Memorandum by the Chief Executive Hammersmith
Hospitals NHS Trust (NC 106)
I am delighted to have the opportunity to provide
some comments from our perspective in relation to functioning
of the National Institute of Clinical Excellence (NICE).
1. Is NICE providing clear and credible guidance?
NICE is to be congratulated on achieving a high
quality standard format for their guidance documents and on the
production of a booklet which aggregates cumulative guidance.
The guidance itself is relatively clear and succinct. The only
minor comment I would make is that the precise, simple recommendations
often do not leap out from the page. A very minor stylistic change
might make them more readily accessible to readers who merely
skim the document.
2. Has NICE ended confusion by providing a
national single focus?
With respect to our Trust, we clearly welcome
guidance from NICE. A number of other bodies however also independently
review the use of new drugs and developments in the NHS. These
(a) the hospital New Drugs Panel;
(b) the Ealing, Hammersmith, Hounslow Health
Authority Priority Setting Sub Committee;
(c) the relevant sub committee of the Regional
Specialist Commissioning Group.
There appears still to be considerable confusion
as to the roles of these different bodies in the light of NICE
guidance. One of the problems is that NICE guidance is too long

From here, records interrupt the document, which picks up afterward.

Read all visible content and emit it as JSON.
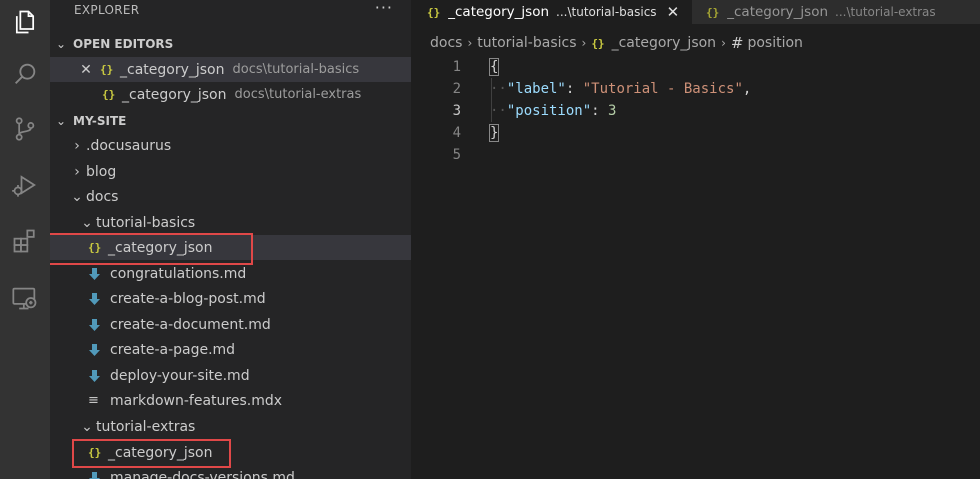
{
  "activity_bar": {
    "icons": [
      "explorer-icon",
      "search-icon",
      "source-control-icon",
      "run-debug-icon",
      "extensions-icon",
      "remote-explorer-icon"
    ]
  },
  "sidebar": {
    "title": "EXPLORER",
    "more": "···",
    "open_editors": {
      "header": "OPEN EDITORS",
      "items": [
        {
          "name": "_category_json",
          "desc": "docs\\tutorial-basics",
          "close": "✕"
        },
        {
          "name": "_category_json",
          "desc": "docs\\tutorial-extras"
        }
      ]
    },
    "tree": {
      "header": "MY-SITE",
      "items": [
        {
          "label": ".docusaurus",
          "kind": "folder-collapsed"
        },
        {
          "label": "blog",
          "kind": "folder-collapsed"
        },
        {
          "label": "docs",
          "kind": "folder-expanded"
        },
        {
          "label": "tutorial-basics",
          "kind": "folder-expanded"
        },
        {
          "label": "_category_json",
          "kind": "json"
        },
        {
          "label": "congratulations.md",
          "kind": "md"
        },
        {
          "label": "create-a-blog-post.md",
          "kind": "md"
        },
        {
          "label": "create-a-document.md",
          "kind": "md"
        },
        {
          "label": "create-a-page.md",
          "kind": "md"
        },
        {
          "label": "deploy-your-site.md",
          "kind": "md"
        },
        {
          "label": "markdown-features.mdx",
          "kind": "mdx"
        },
        {
          "label": "tutorial-extras",
          "kind": "folder-expanded"
        },
        {
          "label": "_category_json",
          "kind": "json"
        },
        {
          "label": "manage-docs-versions.md",
          "kind": "md"
        }
      ]
    }
  },
  "tabs": [
    {
      "icon": "{}",
      "label": "_category_json",
      "desc": "...\\tutorial-basics",
      "close": "✕"
    },
    {
      "icon": "{}",
      "label": "_category_json",
      "desc": "...\\tutorial-extras"
    }
  ],
  "breadcrumb": {
    "parts": [
      "docs",
      "tutorial-basics",
      "_category_json",
      "position"
    ],
    "separator": "›"
  },
  "code": {
    "line_numbers": [
      "1",
      "2",
      "3",
      "4",
      "5"
    ],
    "open_brace": "{",
    "close_brace": "}",
    "line2": {
      "key": "\"label\"",
      "colon": ": ",
      "value": "\"Tutorial - Basics\"",
      "comma": ","
    },
    "line3": {
      "key": "\"position\"",
      "colon": ": ",
      "value": "3"
    }
  },
  "colors": {
    "json_icon": "#cbcb41",
    "md_icon": "#519aba",
    "highlight_box": "#e04848",
    "key": "#9cdcfe",
    "string": "#ce9178",
    "number": "#b5cea8"
  }
}
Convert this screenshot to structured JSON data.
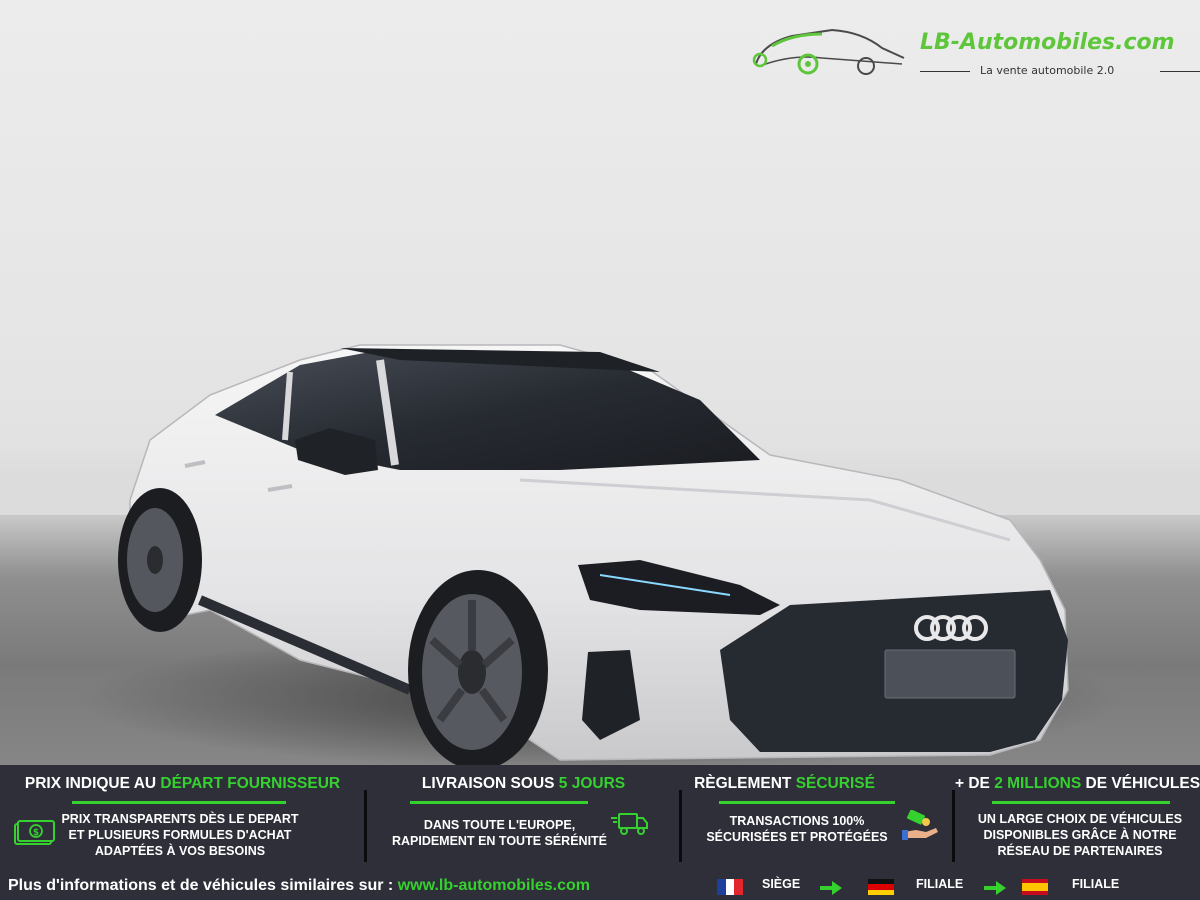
{
  "logo": {
    "name": "LB-Automobiles.com",
    "tagline": "La vente automobile 2.0",
    "icon": "sports-car-logo-icon"
  },
  "photo": {
    "subject": "car-photo",
    "brand_badge": "four-rings-badge"
  },
  "colors": {
    "accent": "#35d12e",
    "banner_bg": "#2e2f39",
    "logo_green": "#5ec63a"
  },
  "features": [
    {
      "title_pre": "PRIX INDIQUE AU ",
      "title_hl": "DÉPART FOURNISSEUR",
      "title_post": "",
      "lines": [
        "PRIX TRANSPARENTS DÈS LE DEPART",
        "ET PLUSIEURS FORMULES D'ACHAT",
        "ADAPTÉES À VOS BESOINS"
      ],
      "icon": "banknote-icon"
    },
    {
      "title_pre": "LIVRAISON SOUS ",
      "title_hl": "5 JOURS",
      "title_post": "",
      "lines": [
        "DANS TOUTE L'EUROPE,",
        "RAPIDEMENT EN TOUTE SÉRÉNITÉ"
      ],
      "icon": "delivery-truck-icon"
    },
    {
      "title_pre": "RÈGLEMENT ",
      "title_hl": "SÉCURISÉ",
      "title_post": "",
      "lines": [
        "TRANSACTIONS 100%",
        "SÉCURISÉES ET PROTÉGÉES"
      ],
      "icon": "payment-hand-icon"
    },
    {
      "title_pre": "+ DE ",
      "title_hl": "2 MILLIONS",
      "title_post": " DE VÉHICULES",
      "lines": [
        "UN LARGE CHOIX DE VÉHICULES",
        "DISPONIBLES GRÂCE À NOTRE",
        "RÉSEAU DE PARTENAIRES"
      ],
      "icon": ""
    }
  ],
  "footer": {
    "text": "Plus d'informations et de véhicules similaires sur : ",
    "url": "www.lb-automobiles.com"
  },
  "locations": [
    {
      "flag": "france-flag-icon",
      "label": "SIÈGE"
    },
    {
      "flag": "germany-flag-icon",
      "label": "FILIALE"
    },
    {
      "flag": "spain-flag-icon",
      "label": "FILIALE"
    }
  ]
}
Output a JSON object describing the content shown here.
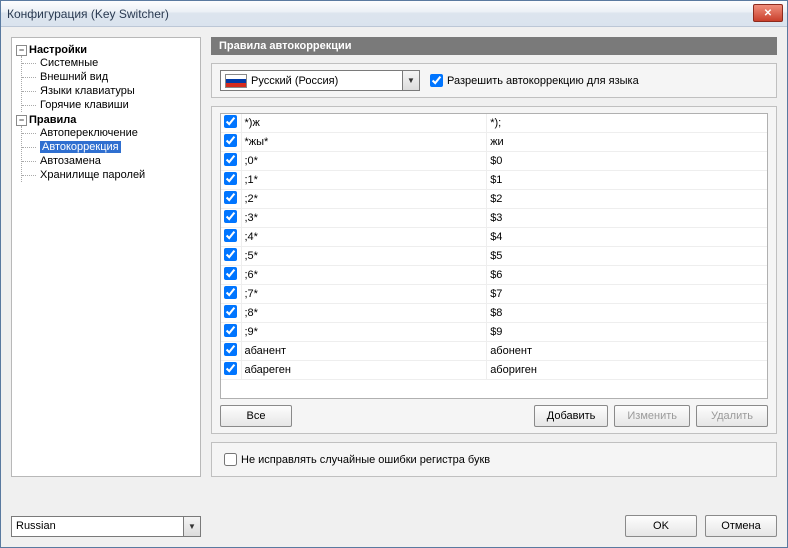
{
  "window": {
    "title": "Конфигурация (Key Switcher)"
  },
  "tree": {
    "group1": {
      "label": "Настройки",
      "items": [
        "Системные",
        "Внешний вид",
        "Языки клавиатуры",
        "Горячие клавиши"
      ]
    },
    "group2": {
      "label": "Правила",
      "items": [
        "Автопереключение",
        "Автокоррекция",
        "Автозамена",
        "Хранилище паролей"
      ],
      "selectedIndex": 1
    }
  },
  "section_title": "Правила автокоррекции",
  "language": {
    "combo_text": "Русский (Россия)",
    "allow_label": "Разрешить автокоррекцию для языка",
    "allow_checked": true
  },
  "rules": [
    {
      "on": true,
      "from": "*)ж",
      "to": "*);"
    },
    {
      "on": true,
      "from": "*жы*",
      "to": "жи"
    },
    {
      "on": true,
      "from": ";0*",
      "to": "$0"
    },
    {
      "on": true,
      "from": ";1*",
      "to": "$1"
    },
    {
      "on": true,
      "from": ";2*",
      "to": "$2"
    },
    {
      "on": true,
      "from": ";3*",
      "to": "$3"
    },
    {
      "on": true,
      "from": ";4*",
      "to": "$4"
    },
    {
      "on": true,
      "from": ";5*",
      "to": "$5"
    },
    {
      "on": true,
      "from": ";6*",
      "to": "$6"
    },
    {
      "on": true,
      "from": ";7*",
      "to": "$7"
    },
    {
      "on": true,
      "from": ";8*",
      "to": "$8"
    },
    {
      "on": true,
      "from": ";9*",
      "to": "$9"
    },
    {
      "on": true,
      "from": "абанент",
      "to": "абонент"
    },
    {
      "on": true,
      "from": "абареген",
      "to": "абориген"
    }
  ],
  "buttons": {
    "all": "Все",
    "add": "Добавить",
    "edit": "Изменить",
    "del": "Удалить",
    "ok": "OK",
    "cancel": "Отмена"
  },
  "case_fix": {
    "label": "Не исправлять случайные ошибки регистра букв",
    "checked": false
  },
  "bottom_lang": "Russian"
}
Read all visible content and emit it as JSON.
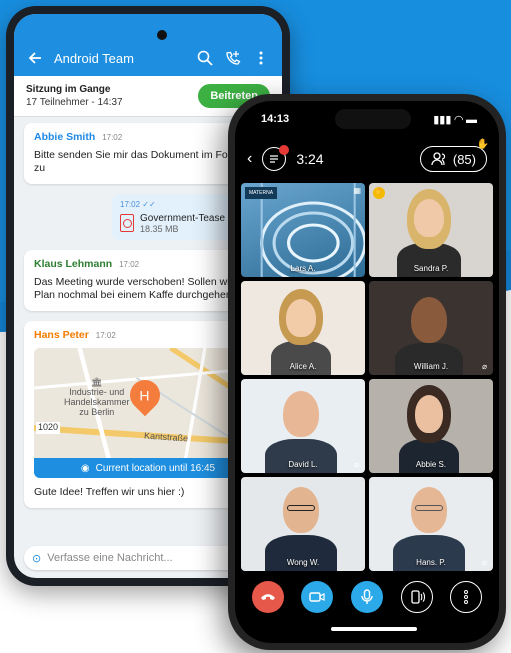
{
  "android": {
    "header": {
      "title": "Android Team"
    },
    "meeting": {
      "title": "Sitzung im Gange",
      "participants": "17 Teilnehmer",
      "separator": "-",
      "time": "14:37",
      "join_label": "Beitreten"
    },
    "messages": [
      {
        "name": "Abbie Smith",
        "time": "17:02",
        "text": "Bitte senden Sie mir das Dokument im Format zu",
        "color": "#1e88e5"
      },
      {
        "name": "Klaus Lehmann",
        "time": "17:02",
        "text": "Das Meeting wurde verschoben! Sollen wir den Plan nochmal bei einem Kaffe durchgehen?",
        "color": "#2e7d32"
      },
      {
        "name": "Hans Peter",
        "time": "17:02",
        "text": "Gute Idee! Treffen wir uns hier :)",
        "color": "#f57c00"
      }
    ],
    "file": {
      "time": "17:02",
      "name": "Government-Tease",
      "size": "18.35 MB"
    },
    "map": {
      "place": "Industrie- und Handelskammer zu Berlin",
      "place_line1": "Industrie- und",
      "place_line2": "Handelskammer",
      "place_line3": "zu Berlin",
      "street": "Kantstraße",
      "number": "1020",
      "road": "L 1",
      "marker": "H",
      "location_label": "Current location until 16:45"
    },
    "input": {
      "placeholder": "Verfasse eine Nachricht..."
    }
  },
  "iphone": {
    "status": {
      "time": "14:13"
    },
    "call": {
      "duration": "3:24",
      "participant_count": "(85)"
    },
    "tiles": [
      {
        "name": "Lars A.",
        "badge": "MATERNA"
      },
      {
        "name": "Sandra P."
      },
      {
        "name": "Alice A."
      },
      {
        "name": "William J."
      },
      {
        "name": "David L."
      },
      {
        "name": "Abbie S."
      },
      {
        "name": "Wong W."
      },
      {
        "name": "Hans. P."
      }
    ],
    "controls": [
      "hangup",
      "video",
      "microphone",
      "audio-output",
      "more"
    ]
  },
  "colors": {
    "brand_blue": "#1e8fe0",
    "join_green": "#3cb043",
    "hangup_red": "#e5584a",
    "control_blue": "#2ba9e8"
  }
}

in coming, NICE addresses relatively few topics, and there are
many items of business where decisions are required prior to deliberation
3. Is NICE providing guidance which is locally
owned and acted on in the right way?
There is general support for the process NICE
uses to develop guidance. Most of the guidance is supported by
the clinical community. There have been a number of exceptions.
For example the guidance on glycoprotein inhibitors is not accepted
by local clinicians who have produced a formal document defining
the patient sub categories where they will follow the guidance
and where they feel that the guidance should not apply. Similarly,
there are many clinicians who feel that the limitation of access
to a particular drug on the basis of cost benefit analysis is
too stringent. They feel that there are subcategories of patients
who would benefit greatly and should be offered the drug. Given
the academic nature of the organisation, with its pronounced tendency
to challenge any orthodoxy, it is however remarkable how much
support in general, the guidance from NICE enjoys.
4. Is NICE guidance actually promoting access
by patients to interventions with good evidence of clinical and
Patients have fast access to treatments known
to work. Our organisation is very academic. Much of the research
which NICE reviews is undertaken directly or indirectly by members
of our organisation. Thus, for many of the interventions evidence
has been reviewed locally and there has been a strong belief that
these interventions should have been available many months or
years prior to the final production of NICE guidance. A classic
example of this is anti Tumour Necrosis Factor therapy for rheumatoid
arthritis. This was developed in our institution and has been
available to patients in research trials for many years. There
has been great frustration that the processes for allowing this
drug to be available on prescription have been so slow. There
is concern that the time delay between development and introduction
of a drug and the production of NICE guidance is too long. Many
clinicians believe that the process of generating NICE guidance
is one of rationing by delay, as opposed of one designed rapidly
to introduce effective interventions.